▸ **Exercise instructions**
The exercise asks you to copy every line below in which "this" appears.

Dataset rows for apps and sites
___

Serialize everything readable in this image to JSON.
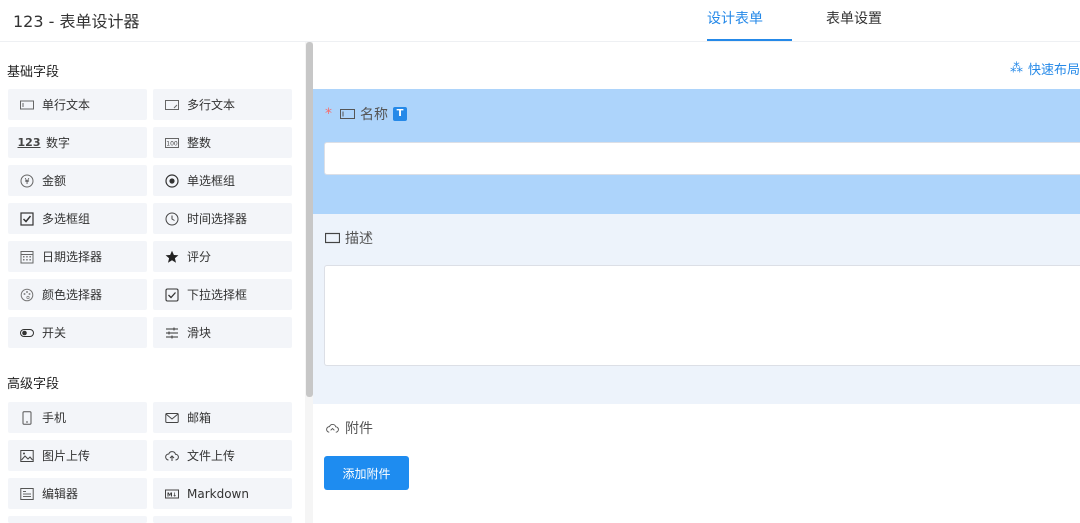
{
  "header": {
    "app_title": "123 - 表单设计器",
    "tabs": [
      {
        "label": "设计表单",
        "active": true
      },
      {
        "label": "表单设置",
        "active": false
      }
    ]
  },
  "sidebar": {
    "basic_title": "基础字段",
    "basic_fields": [
      {
        "label": "单行文本",
        "icon": "input-icon"
      },
      {
        "label": "多行文本",
        "icon": "textarea-icon"
      },
      {
        "label": "数字",
        "icon": "number-123-icon"
      },
      {
        "label": "整数",
        "icon": "integer-icon"
      },
      {
        "label": "金额",
        "icon": "yuan-icon"
      },
      {
        "label": "单选框组",
        "icon": "radio-icon"
      },
      {
        "label": "多选框组",
        "icon": "checkbox-icon"
      },
      {
        "label": "时间选择器",
        "icon": "clock-icon"
      },
      {
        "label": "日期选择器",
        "icon": "calendar-icon"
      },
      {
        "label": "评分",
        "icon": "star-icon"
      },
      {
        "label": "颜色选择器",
        "icon": "palette-icon"
      },
      {
        "label": "下拉选择框",
        "icon": "select-icon"
      },
      {
        "label": "开关",
        "icon": "switch-icon"
      },
      {
        "label": "滑块",
        "icon": "slider-icon"
      }
    ],
    "advanced_title": "高级字段",
    "advanced_fields": [
      {
        "label": "手机",
        "icon": "phone-icon"
      },
      {
        "label": "邮箱",
        "icon": "mail-icon"
      },
      {
        "label": "图片上传",
        "icon": "image-icon"
      },
      {
        "label": "文件上传",
        "icon": "cloud-upload-icon"
      },
      {
        "label": "编辑器",
        "icon": "editor-icon"
      },
      {
        "label": "Markdown",
        "icon": "markdown-icon"
      }
    ]
  },
  "canvas": {
    "quick_layout_label": "快速布局",
    "fields": {
      "name_label": "名称",
      "name_tag": "T",
      "desc_label": "描述",
      "attach_label": "附件",
      "upload_button": "添加附件"
    }
  },
  "colors": {
    "accent": "#2589e8",
    "selected_block": "#add4fb",
    "block_bg": "#edf3fb",
    "required": "#f56c6c",
    "button": "#1e8cf0"
  }
}
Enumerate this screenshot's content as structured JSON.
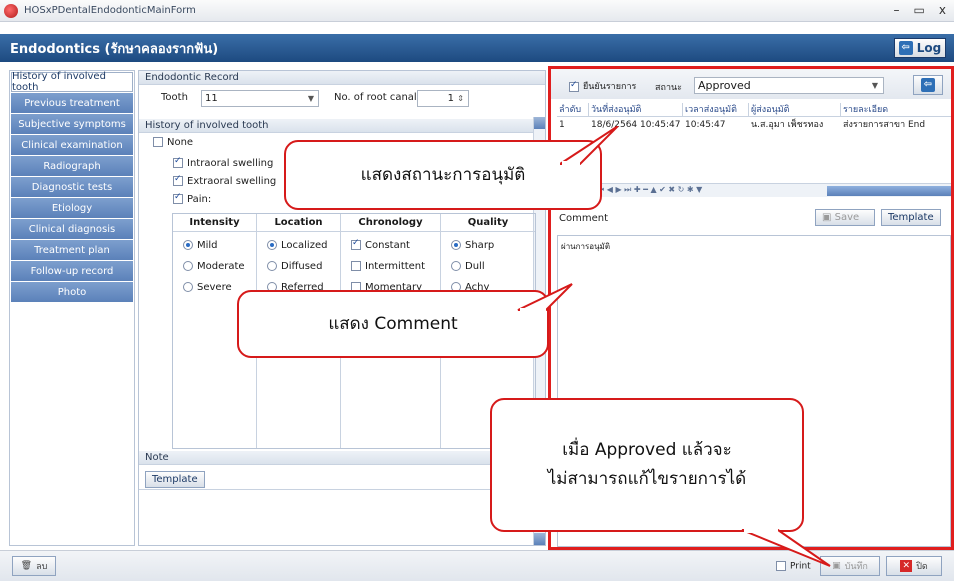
{
  "window": {
    "title": "HOSxPDentalEndodonticMainForm",
    "controls": [
      "–",
      "▭",
      "x"
    ]
  },
  "header": {
    "title": "Endodontics (รักษาคลองรากฟัน)",
    "log_label": "Log"
  },
  "sidebar": {
    "items": [
      {
        "label": "History of involved tooth"
      },
      {
        "label": "Previous treatment"
      },
      {
        "label": "Subjective symptoms"
      },
      {
        "label": "Clinical examination"
      },
      {
        "label": "Radiograph"
      },
      {
        "label": "Diagnostic tests"
      },
      {
        "label": "Etiology"
      },
      {
        "label": "Clinical diagnosis"
      },
      {
        "label": "Treatment plan"
      },
      {
        "label": "Follow-up record"
      },
      {
        "label": "Photo"
      }
    ]
  },
  "record": {
    "section_title": "Endodontic Record",
    "tooth_label": "Tooth",
    "tooth_value": "11",
    "root_label": "No. of root canal",
    "root_value": "1",
    "history_title": "History of involved tooth",
    "none_label": "None",
    "intraoral_label": "Intraoral swelling",
    "extraoral_label": "Extraoral swelling",
    "pain_label": "Pain:"
  },
  "pain_grid": {
    "headers": [
      "Intensity",
      "Location",
      "Chronology",
      "Quality"
    ],
    "intensity": [
      "Mild",
      "Moderate",
      "Severe"
    ],
    "location": [
      "Localized",
      "Diffused",
      "Referred"
    ],
    "chronology": [
      "Constant",
      "Intermittent",
      "Momentary"
    ],
    "quality": [
      "Sharp",
      "Dull",
      "Achy"
    ]
  },
  "note": {
    "title": "Note",
    "template_label": "Template"
  },
  "approval": {
    "confirm_label": "ยืนยันรายการ",
    "status_label": "สถานะ",
    "status_value": "Approved",
    "columns": [
      "ลำดับ",
      "วันที่ส่งอนุมัติ",
      "เวลาส่งอนุมัติ",
      "ผู้ส่งอนุมัติ",
      "รายละเอียด"
    ],
    "rows": [
      [
        "1",
        "18/6/2564 10:45:47",
        "10:45:47",
        "น.ส.อุมา เพ็ชรทอง",
        "ส่งรายการสาขา End"
      ]
    ],
    "nav_symbols": "⏮ ◀ ▶ ⏭ ✚ ━ ▲ ✔ ✖ ↻ ✱ ▼"
  },
  "comment": {
    "title": "Comment",
    "save_label": "Save",
    "template_label": "Template",
    "text": "ผ่านการอนุมัติ"
  },
  "bottom": {
    "delete_label": "ลบ",
    "print_label": "Print",
    "save_label": "บันทึก",
    "close_label": "ปิด"
  },
  "callouts": {
    "status": "แสดงสถานะการอนุมัติ",
    "comment": "แสดง Comment",
    "approved_line1": "เมื่อ Approved แล้วจะ",
    "approved_line2": "ไม่สามารถแก้ไขรายการได้"
  },
  "colors": {
    "header": "#2a5b95",
    "sidebar": "#6a8ec4",
    "callout_border": "#d61a1a",
    "highlight": "#e01e1e"
  }
}
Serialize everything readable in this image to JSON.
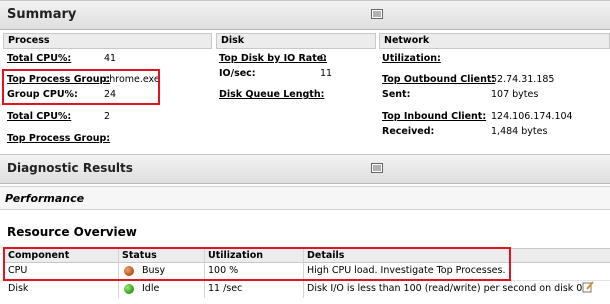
{
  "summary": {
    "title": "Summary",
    "process": {
      "header": "Process",
      "total_cpu_label": "Total CPU%:",
      "total_cpu_value": "41",
      "top_group_label": "Top Process Group:",
      "top_group_value": "chrome.exe",
      "group_cpu_label": "Group CPU%:",
      "group_cpu_value": "24",
      "total_cpu2_label": "Total CPU%:",
      "total_cpu2_value": "2",
      "top_group2_label": "Top Process Group:"
    },
    "disk": {
      "header": "Disk",
      "top_disk_label": "Top Disk by IO Rate:",
      "top_disk_value": "0",
      "io_label": "IO/sec:",
      "io_value": "11",
      "queue_label": "Disk Queue Length:"
    },
    "network": {
      "header": "Network",
      "util_label": "Utilization:",
      "out_label": "Top Outbound Client:",
      "out_value": "52.74.31.185",
      "sent_label": "Sent:",
      "sent_value": "107 bytes",
      "in_label": "Top Inbound Client:",
      "in_value": "124.106.174.104",
      "recv_label": "Received:",
      "recv_value": "1,484 bytes"
    }
  },
  "diagnostic": {
    "title": "Diagnostic Results"
  },
  "performance": {
    "title": "Performance"
  },
  "resource": {
    "title": "Resource Overview",
    "columns": [
      "Component",
      "Status",
      "Utilization",
      "Details"
    ],
    "rows": [
      {
        "component": "CPU",
        "status": "Busy",
        "status_color": "#c8641e",
        "utilization": "100 %",
        "details": "High CPU load. Investigate Top Processes."
      },
      {
        "component": "Disk",
        "status": "Idle",
        "status_color": "#3db31e",
        "utilization": "11 /sec",
        "details": "Disk I/O is less than 100 (read/write) per second on disk 0."
      }
    ]
  },
  "colors": {
    "highlight": "#e0141e",
    "header_bg": "#dedede"
  }
}
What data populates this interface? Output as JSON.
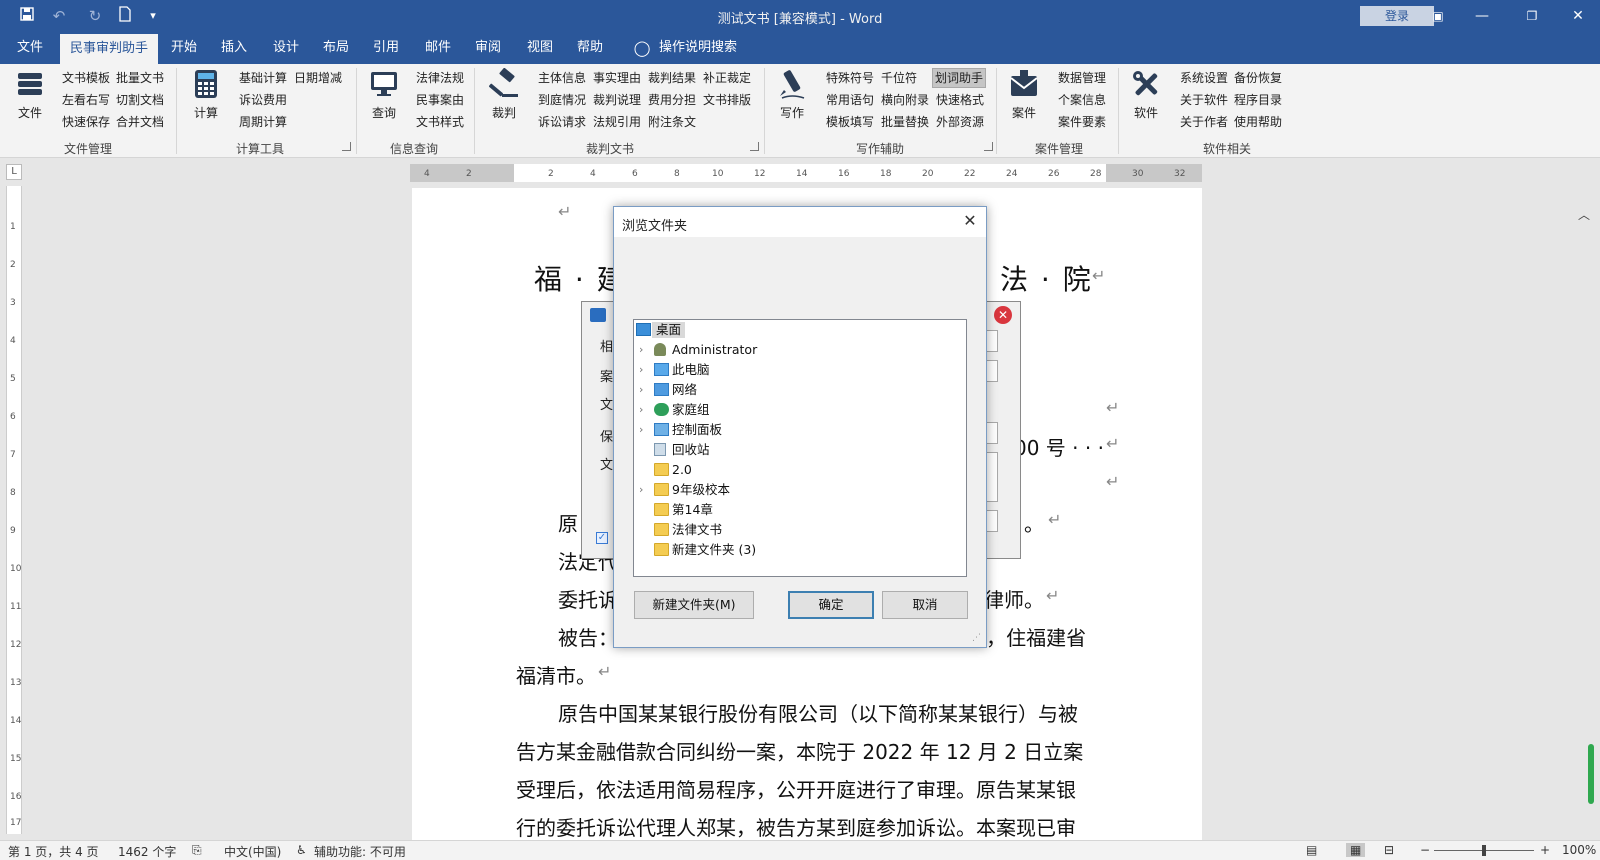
{
  "window": {
    "title": "测试文书 [兼容模式] - Word",
    "login": "登录",
    "quick_access": [
      "save-icon",
      "undo-icon",
      "redo-icon",
      "new-doc-icon",
      "customize-icon"
    ]
  },
  "tabs": [
    {
      "label": "文件",
      "active": false
    },
    {
      "label": "民事审判助手",
      "active": true
    },
    {
      "label": "开始",
      "active": false
    },
    {
      "label": "插入",
      "active": false
    },
    {
      "label": "设计",
      "active": false
    },
    {
      "label": "布局",
      "active": false
    },
    {
      "label": "引用",
      "active": false
    },
    {
      "label": "邮件",
      "active": false
    },
    {
      "label": "审阅",
      "active": false
    },
    {
      "label": "视图",
      "active": false
    },
    {
      "label": "帮助",
      "active": false
    },
    {
      "label": "操作说明搜索",
      "active": false
    }
  ],
  "ribbon": {
    "groups": [
      {
        "label": "文件管理",
        "big": "文件",
        "items": [
          "文书模板",
          "批量文书",
          "左看右写",
          "切割文档",
          "快速保存",
          "合并文档"
        ]
      },
      {
        "label": "计算工具",
        "big": "计算",
        "items": [
          "基础计算",
          "日期增减",
          "诉讼费用",
          "周期计算"
        ]
      },
      {
        "label": "信息查询",
        "big": "查询",
        "items": [
          "法律法规",
          "民事案由",
          "文书样式"
        ]
      },
      {
        "label": "裁判文书",
        "big": "裁判",
        "items": [
          "主体信息",
          "事实理由",
          "裁判结果",
          "补正裁定",
          "到庭情况",
          "裁判说理",
          "费用分担",
          "文书排版",
          "诉讼请求",
          "法规引用",
          "附注条文"
        ]
      },
      {
        "label": "写作辅助",
        "big": "写作",
        "items": [
          "特殊符号",
          "千位符",
          "划词助手",
          "常用语句",
          "横向附录",
          "快速格式",
          "模板填写",
          "批量替换",
          "外部资源"
        ]
      },
      {
        "label": "案件管理",
        "big": "案件",
        "items": [
          "数据管理",
          "个案信息",
          "案件要素"
        ]
      },
      {
        "label": "软件相关",
        "big": "软件",
        "items": [
          "系统设置",
          "备份恢复",
          "关于软件",
          "程序目录",
          "关于作者",
          "使用帮助"
        ]
      }
    ]
  },
  "ruler": {
    "ticks": [
      "4",
      "2",
      "2",
      "4",
      "6",
      "8",
      "10",
      "12",
      "14",
      "16",
      "18",
      "20",
      "22",
      "24",
      "26",
      "28",
      "30",
      "32"
    ],
    "vticks": [
      "1",
      "2",
      "3",
      "4",
      "5",
      "6",
      "7",
      "8",
      "9",
      "10",
      "11",
      "12",
      "13",
      "14",
      "15",
      "16",
      "17"
    ]
  },
  "document": {
    "court_title": "福 · 建",
    "court_title_right": "法 · 院",
    "case_no_tail": "00 号 · · ·",
    "lines": [
      "原",
      "法定代",
      "委托诉",
      "被告：方某，男，1970 年 5 月 6 日出生，汉族，住福建省",
      "福清市。",
      "原告中国某某银行股份有限公司（以下简称某某银行）与被",
      "告方某金融借款合同纠纷一案，本院于 2022 年 12 月 2 日立案",
      "受理后，依法适用简易程序，公开开庭进行了审理。原告某某银",
      "行的委托诉讼代理人郑某，被告方某到庭参加诉讼。本案现已审"
    ],
    "right_fragments": [
      "。",
      "律师。"
    ]
  },
  "save_dialog": {
    "labels": [
      "相",
      "案",
      "文",
      "保",
      "文"
    ]
  },
  "browse_dialog": {
    "title": "浏览文件夹",
    "tree": [
      {
        "label": "桌面",
        "icon": "desktop-icon",
        "expandable": false,
        "root": true
      },
      {
        "label": "Administrator",
        "icon": "user-icon",
        "expandable": true
      },
      {
        "label": "此电脑",
        "icon": "computer-icon",
        "expandable": true
      },
      {
        "label": "网络",
        "icon": "network-icon",
        "expandable": true
      },
      {
        "label": "家庭组",
        "icon": "homegroup-icon",
        "expandable": true
      },
      {
        "label": "控制面板",
        "icon": "control-panel-icon",
        "expandable": true
      },
      {
        "label": "回收站",
        "icon": "recycle-bin-icon",
        "expandable": false
      },
      {
        "label": "2.0",
        "icon": "folder-icon",
        "expandable": true
      },
      {
        "label": "9年级校本",
        "icon": "folder-icon",
        "expandable": true
      },
      {
        "label": "第14章",
        "icon": "folder-icon",
        "expandable": false
      },
      {
        "label": "法律文书",
        "icon": "folder-icon",
        "expandable": false
      },
      {
        "label": "新建文件夹 (3)",
        "icon": "folder-icon",
        "expandable": false
      }
    ],
    "new_folder_btn": "新建文件夹(M)",
    "ok_btn": "确定",
    "cancel_btn": "取消"
  },
  "statusbar": {
    "page": "第 1 页，共 4 页",
    "words": "1462 个字",
    "language": "中文(中国)",
    "accessibility": "辅助功能: 不可用",
    "zoom": "100%"
  },
  "colors": {
    "accent": "#2b579a",
    "ribbon_bg": "#f3f3f3",
    "folder": "#f4cc52"
  }
}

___

▸ **Your response**
Serialize everything readable in this image to JSON.
Enumerate this screenshot's content as structured JSON.
Serialize everything readable in this image to JSON.
What data populates this interface? Output as JSON.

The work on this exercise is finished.